▶ Work to complete
Go through the entries below and copy every line that holds the word "chevron".

=== Section Start ===

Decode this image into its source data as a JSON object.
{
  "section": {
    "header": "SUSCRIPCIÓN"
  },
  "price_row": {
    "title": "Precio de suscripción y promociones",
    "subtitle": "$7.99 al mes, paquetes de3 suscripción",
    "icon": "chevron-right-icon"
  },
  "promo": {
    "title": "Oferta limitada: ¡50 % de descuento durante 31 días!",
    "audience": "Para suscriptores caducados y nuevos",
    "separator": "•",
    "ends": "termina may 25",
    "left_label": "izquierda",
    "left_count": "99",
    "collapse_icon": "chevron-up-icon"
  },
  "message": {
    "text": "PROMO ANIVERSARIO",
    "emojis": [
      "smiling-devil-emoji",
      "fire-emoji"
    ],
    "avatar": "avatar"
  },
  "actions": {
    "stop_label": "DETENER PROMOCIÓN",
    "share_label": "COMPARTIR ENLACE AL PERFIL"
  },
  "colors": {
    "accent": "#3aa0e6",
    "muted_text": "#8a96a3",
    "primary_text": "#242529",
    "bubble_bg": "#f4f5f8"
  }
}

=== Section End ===

▶ Result below
    "icon": "chevron-right-icon"
    "collapse_icon": "chevron-up-icon"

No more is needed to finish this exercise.